  3. CARCASS TRIVIA. For 1 hour any corpse or remains you touch will stir to life and tell you one thing it knows. They will not stir again, even on a different casting of this spell.

  4. CONJURE SEAGULLS. Swarm of seagulls appears within 60 ft for 10 minutes. Distracting and utterly fearless. Surrounded creatures cannot cast spells. Will mob for food. You have no control over them.

  5. DELIGHTFUL SMELL. Detect presence and direction of any edible material within 60 ft. You cannot tell materials apart, they all smell delicious. This includes most monsters.

  6. EXCAVATE. For 10 minutes, can telekinetically excavate or tunnel through soil or other loose, packable material, at a rate of one 5-foot cube per minute. Excavation lasts 1d6 weeks before collapsing.

  7. MUCUS. Stick two things together, requires 2d6 total points of Str to pull apart, or pounds of force equal to 50 x that number. Can also plug leaks, prevent evaporation, etc.

  8. NEW TEETH. Creature touched grows a new set of teeth over 20 minutes. All old ones fall out over this time; quite painful.

  9. RENDER EDIBLE. Transmute 10 pounds of material into a substance rather like raw potato.
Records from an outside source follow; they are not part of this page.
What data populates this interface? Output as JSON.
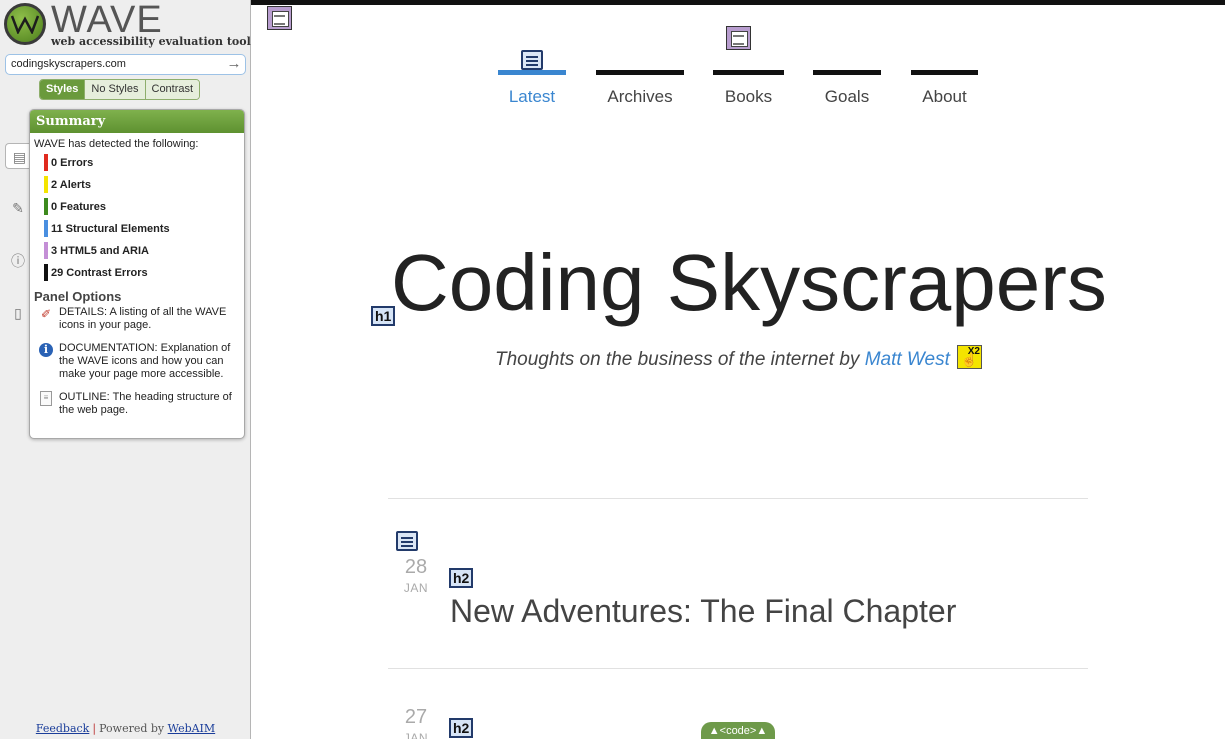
{
  "wave": {
    "logo_word": "WAVE",
    "logo_tagline": "web accessibility evaluation tool",
    "url_value": "codingskyscrapers.com",
    "style_toggle": [
      "Styles",
      "No Styles",
      "Contrast"
    ],
    "panel": {
      "title": "Summary",
      "intro": "WAVE has detected the following:",
      "summary": [
        {
          "label": "0 Errors",
          "color": "#e02a1e"
        },
        {
          "label": "2 Alerts",
          "color": "#f4e400"
        },
        {
          "label": "0 Features",
          "color": "#3d8a1d"
        },
        {
          "label": "11 Structural Elements",
          "color": "#4a8fe0"
        },
        {
          "label": "3 HTML5 and ARIA",
          "color": "#c48fd6"
        },
        {
          "label": "29 Contrast Errors",
          "color": "#111111"
        }
      ],
      "options_heading": "Panel Options",
      "options": [
        {
          "icon": "pushpin-icon",
          "text": "DETAILS: A listing of all the WAVE icons in your page."
        },
        {
          "icon": "info-icon",
          "text": "DOCUMENTATION: Explanation of the WAVE icons and how you can make your page more accessible."
        },
        {
          "icon": "document-icon",
          "text": "OUTLINE: The heading structure of the web page."
        }
      ]
    },
    "footer": {
      "feedback": "Feedback",
      "powered": "Powered by",
      "webaim": "WebAIM"
    }
  },
  "site": {
    "nav": [
      "Latest",
      "Archives",
      "Books",
      "Goals",
      "About"
    ],
    "nav_active": "Latest",
    "title": "Coding Skyscrapers",
    "tagline_prefix": "Thoughts on the business of the internet by",
    "tagline_author": "Matt West",
    "alert_count": "X2",
    "posts": [
      {
        "day": "28",
        "month": "JAN",
        "title": "New Adventures: The Final Chapter"
      },
      {
        "day": "27",
        "month": "JAN",
        "title": ""
      }
    ],
    "badges": {
      "h1": "h1",
      "h2": "h2",
      "code": "<code>"
    }
  }
}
Worth 2 days' rations, 4 if cooked.

  10. SCRËM. 60 ft range, creature affected must shout their next sentence. Lasts indefinitely until sentence is uttered. Generally audible to 300 ft. The creature can use this sentence to scrëmolocate, thus mapping all open passageways & terrain features within 120 ft, but not enclosed rooms or secret doors.

  11. SO DUSTY. 10 ft square area within 60 ft is covered with a thick layer of dust. Each breathing creature passing through area has a 2 in 6 chance of a horrible fit of sneezing.

  12. STILTWALK. Touched creature's legs grow by 15 ft. Gives enormous stride, increasing combat movement rate by 15 ft. Creature is ungainly, has disadvantage on rolls requiring nimbleness. Exploration movement rate is thus unaffected.


The following table is based on B/X values.

To-Hit lists two numbers, the first is THAC0, the second, [bracketed] value is for ascending systems, using the magic-user attack bonuses in Swords & Wizardry.

A unified save, also taken from S&W, is provided. If (and only if) this is used, a opossum receives +4 to saves vs disease and poison (and not the +4 vs magic that the dwarf and halfling receive).

A Google Sheet version of the following table can be found here

Opossum Level Progression
Level Title XP Hit Dice To-Hit Climb Sheer Surfaces Saving Throws
Unified Death Wands Paralysis Breath Spells
1st Waif 0 1d6 19 [+0] 87% 14 8 9 10 13 12
2nd Scrounger 2,500 2d6 19 [+0] 88% 13 8 9 10 13 12
3rd Degenerate 5,000 3d6 19 [+0] 89% 12 8 9 10 13 12
4th Mudlark 10,000 4d6 19 [+0] 90% 11 6 7 8 10 10
5th Guttersnipe 20,000 5d6 19 [+1] 91% 10 6 7 8 10 10
6th Tatterdemalion 40,000 6d6 17 [+1] 92% 9 6 7 8 10 10
7th Trickster 80,000 7d6 17 [+2] 93% 8 4 5 6 7 8
8th Mountebank 150,000 8d6 17 [+2] 94% 7 4 5 6 7 8
9th Trashlord 300,000 9d6 17 [+3] 95% 6 4 5 6 7 8
10th - 450,000 9d6+1 17 [+3] 96% 5 2 3 4 4 6
Hit point modifiers from CON no longer apply